The National Retail Federation anticipates a decent holiday season this year, projecting a 4.5% overall retail sales gain and overall holiday spending of $219.9 billion for the November-December period. Although last year’s retail sales gains of 5.1% were higher, the NRF points out that the increase was easier to achieve since the holiday 2002 season was relatively flat-up only 1.2% over 2001.
“Although consumer spending has been inconsistent in recent months, we expect the holiday season to bring more stability to the industry,” said NRF chief economist Rosalind Wells in a statement. She predicts that home-related merchandise and consumer electronics will do best, while trendy fashions will “help spark clothing sales.”
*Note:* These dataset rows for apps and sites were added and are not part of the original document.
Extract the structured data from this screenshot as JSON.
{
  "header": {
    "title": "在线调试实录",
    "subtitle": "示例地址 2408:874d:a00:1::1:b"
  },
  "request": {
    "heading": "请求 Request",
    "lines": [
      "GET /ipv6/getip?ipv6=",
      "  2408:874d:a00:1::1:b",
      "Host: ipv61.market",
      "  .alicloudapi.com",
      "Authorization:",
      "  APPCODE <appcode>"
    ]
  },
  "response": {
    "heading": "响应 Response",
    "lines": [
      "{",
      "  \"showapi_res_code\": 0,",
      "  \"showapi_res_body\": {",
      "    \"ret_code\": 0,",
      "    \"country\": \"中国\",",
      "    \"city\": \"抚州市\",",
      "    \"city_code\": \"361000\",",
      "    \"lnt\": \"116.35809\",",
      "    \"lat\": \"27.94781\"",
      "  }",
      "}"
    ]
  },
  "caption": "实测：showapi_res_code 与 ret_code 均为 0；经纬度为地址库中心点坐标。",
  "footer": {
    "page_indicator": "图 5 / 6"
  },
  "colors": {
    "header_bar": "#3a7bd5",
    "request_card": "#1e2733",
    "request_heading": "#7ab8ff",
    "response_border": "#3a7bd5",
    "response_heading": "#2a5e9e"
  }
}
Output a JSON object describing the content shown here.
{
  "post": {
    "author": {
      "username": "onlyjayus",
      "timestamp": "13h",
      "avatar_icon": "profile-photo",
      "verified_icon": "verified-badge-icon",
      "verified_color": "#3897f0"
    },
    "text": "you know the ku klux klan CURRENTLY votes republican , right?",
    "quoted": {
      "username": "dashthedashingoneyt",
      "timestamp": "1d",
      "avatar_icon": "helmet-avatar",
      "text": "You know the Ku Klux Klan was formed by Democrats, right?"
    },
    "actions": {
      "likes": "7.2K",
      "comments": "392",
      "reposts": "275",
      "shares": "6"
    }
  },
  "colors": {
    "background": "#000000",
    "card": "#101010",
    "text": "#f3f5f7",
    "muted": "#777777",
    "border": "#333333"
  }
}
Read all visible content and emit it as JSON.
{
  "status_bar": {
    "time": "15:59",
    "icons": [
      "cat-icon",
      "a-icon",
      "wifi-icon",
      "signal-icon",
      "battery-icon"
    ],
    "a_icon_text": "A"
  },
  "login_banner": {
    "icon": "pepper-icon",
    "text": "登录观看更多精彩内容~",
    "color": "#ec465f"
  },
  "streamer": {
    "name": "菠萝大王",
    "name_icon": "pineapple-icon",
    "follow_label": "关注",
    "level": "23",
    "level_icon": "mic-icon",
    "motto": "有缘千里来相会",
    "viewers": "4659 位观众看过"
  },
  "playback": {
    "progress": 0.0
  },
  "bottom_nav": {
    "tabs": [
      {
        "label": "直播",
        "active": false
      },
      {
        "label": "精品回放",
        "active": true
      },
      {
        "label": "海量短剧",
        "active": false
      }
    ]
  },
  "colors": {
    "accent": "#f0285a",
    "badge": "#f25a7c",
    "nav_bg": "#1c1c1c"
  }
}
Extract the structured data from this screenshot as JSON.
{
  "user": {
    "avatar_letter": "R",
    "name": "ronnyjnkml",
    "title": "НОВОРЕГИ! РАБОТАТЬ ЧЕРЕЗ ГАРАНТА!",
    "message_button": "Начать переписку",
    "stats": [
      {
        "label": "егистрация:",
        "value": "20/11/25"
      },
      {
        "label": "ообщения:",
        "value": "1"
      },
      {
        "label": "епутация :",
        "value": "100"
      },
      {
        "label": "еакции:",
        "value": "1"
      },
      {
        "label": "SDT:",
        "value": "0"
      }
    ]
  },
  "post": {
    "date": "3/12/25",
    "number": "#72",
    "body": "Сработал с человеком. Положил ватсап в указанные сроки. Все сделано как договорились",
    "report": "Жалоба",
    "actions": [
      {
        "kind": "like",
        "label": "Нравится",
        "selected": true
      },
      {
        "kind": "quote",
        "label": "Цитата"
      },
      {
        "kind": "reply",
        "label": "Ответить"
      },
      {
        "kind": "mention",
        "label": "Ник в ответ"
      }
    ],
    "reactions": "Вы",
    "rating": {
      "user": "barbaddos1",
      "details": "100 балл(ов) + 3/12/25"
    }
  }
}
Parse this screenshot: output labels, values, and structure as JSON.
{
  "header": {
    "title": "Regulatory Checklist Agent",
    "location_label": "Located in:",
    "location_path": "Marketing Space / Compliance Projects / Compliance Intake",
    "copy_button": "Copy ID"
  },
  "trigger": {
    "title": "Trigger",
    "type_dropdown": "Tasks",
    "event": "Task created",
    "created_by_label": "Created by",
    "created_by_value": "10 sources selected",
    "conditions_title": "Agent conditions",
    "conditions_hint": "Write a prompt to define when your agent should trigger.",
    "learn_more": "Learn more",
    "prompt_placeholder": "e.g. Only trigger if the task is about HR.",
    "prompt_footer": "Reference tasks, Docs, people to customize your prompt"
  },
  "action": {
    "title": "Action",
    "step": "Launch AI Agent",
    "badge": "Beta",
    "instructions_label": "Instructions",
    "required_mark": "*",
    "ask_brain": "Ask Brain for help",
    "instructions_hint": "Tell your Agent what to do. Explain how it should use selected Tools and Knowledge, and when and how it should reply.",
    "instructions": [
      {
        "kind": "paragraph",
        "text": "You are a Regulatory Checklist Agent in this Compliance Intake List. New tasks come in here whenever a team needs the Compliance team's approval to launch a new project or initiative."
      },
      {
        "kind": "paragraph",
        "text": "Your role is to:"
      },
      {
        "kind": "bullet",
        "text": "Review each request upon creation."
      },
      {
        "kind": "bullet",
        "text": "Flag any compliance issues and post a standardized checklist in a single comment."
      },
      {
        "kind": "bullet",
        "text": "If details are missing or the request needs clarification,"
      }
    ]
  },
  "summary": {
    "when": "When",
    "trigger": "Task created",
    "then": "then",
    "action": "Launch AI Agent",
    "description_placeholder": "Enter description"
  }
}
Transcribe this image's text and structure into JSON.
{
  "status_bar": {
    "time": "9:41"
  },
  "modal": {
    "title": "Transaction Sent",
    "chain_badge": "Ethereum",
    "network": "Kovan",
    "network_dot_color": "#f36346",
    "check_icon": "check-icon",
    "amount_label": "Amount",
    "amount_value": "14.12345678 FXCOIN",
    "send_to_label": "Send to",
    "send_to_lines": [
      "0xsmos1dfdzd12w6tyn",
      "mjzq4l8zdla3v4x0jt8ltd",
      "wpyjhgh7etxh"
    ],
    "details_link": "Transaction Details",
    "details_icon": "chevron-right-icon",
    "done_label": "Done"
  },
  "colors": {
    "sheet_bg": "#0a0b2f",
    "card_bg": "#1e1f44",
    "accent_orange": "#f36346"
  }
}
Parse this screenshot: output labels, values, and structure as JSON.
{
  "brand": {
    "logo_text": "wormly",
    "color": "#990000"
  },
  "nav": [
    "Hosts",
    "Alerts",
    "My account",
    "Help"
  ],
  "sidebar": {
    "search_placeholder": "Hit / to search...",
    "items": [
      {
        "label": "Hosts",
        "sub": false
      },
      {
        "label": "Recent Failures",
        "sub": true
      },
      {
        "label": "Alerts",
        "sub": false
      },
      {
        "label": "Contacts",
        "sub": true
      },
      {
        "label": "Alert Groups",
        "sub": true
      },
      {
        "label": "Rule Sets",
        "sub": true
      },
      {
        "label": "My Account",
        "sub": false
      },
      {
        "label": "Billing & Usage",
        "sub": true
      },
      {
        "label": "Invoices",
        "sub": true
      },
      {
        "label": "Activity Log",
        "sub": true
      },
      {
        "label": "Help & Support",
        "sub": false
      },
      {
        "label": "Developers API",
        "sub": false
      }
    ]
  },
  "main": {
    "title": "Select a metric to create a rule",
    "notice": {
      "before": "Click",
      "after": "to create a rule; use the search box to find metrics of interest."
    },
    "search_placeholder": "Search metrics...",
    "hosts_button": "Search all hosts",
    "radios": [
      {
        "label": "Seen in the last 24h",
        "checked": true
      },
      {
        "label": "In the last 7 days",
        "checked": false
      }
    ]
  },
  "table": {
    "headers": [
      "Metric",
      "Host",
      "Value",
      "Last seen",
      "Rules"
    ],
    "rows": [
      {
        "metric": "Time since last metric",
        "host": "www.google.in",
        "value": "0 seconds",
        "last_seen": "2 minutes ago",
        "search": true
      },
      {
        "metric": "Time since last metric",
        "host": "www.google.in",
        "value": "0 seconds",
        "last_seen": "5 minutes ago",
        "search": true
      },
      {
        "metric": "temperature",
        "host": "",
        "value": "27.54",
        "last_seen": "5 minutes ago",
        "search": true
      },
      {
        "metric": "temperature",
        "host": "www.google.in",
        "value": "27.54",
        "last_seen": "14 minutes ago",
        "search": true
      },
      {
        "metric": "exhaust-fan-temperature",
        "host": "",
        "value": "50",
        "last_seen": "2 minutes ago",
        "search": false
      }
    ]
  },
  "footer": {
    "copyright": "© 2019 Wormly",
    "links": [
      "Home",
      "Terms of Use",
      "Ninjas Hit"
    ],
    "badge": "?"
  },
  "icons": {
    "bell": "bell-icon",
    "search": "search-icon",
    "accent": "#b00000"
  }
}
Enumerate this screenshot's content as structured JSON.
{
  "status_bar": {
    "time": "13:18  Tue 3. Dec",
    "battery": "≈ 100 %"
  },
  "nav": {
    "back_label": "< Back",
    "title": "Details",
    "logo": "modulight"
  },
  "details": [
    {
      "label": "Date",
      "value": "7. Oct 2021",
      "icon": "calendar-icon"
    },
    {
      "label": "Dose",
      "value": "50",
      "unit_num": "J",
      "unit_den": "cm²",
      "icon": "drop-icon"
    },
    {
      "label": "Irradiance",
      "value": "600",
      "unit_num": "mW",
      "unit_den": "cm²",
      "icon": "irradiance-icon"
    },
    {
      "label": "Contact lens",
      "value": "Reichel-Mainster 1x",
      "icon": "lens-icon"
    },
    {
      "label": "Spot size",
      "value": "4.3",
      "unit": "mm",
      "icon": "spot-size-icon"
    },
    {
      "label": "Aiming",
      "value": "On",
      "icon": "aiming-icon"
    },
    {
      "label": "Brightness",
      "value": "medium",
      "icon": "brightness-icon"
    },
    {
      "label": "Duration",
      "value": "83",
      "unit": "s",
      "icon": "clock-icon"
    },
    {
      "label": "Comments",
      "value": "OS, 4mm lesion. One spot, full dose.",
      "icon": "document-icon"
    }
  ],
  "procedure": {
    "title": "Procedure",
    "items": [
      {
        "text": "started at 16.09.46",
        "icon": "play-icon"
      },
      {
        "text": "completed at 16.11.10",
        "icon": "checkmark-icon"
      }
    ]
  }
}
Wells said that the economic factors of greatest concerns to consumers this holiday will be higher energy costs, rising interest rates, geopolitical threats, and slow income growth. But as NRF president/CEO Tracy Mullin contends, consumers will still set aside money “for what is most important to them.”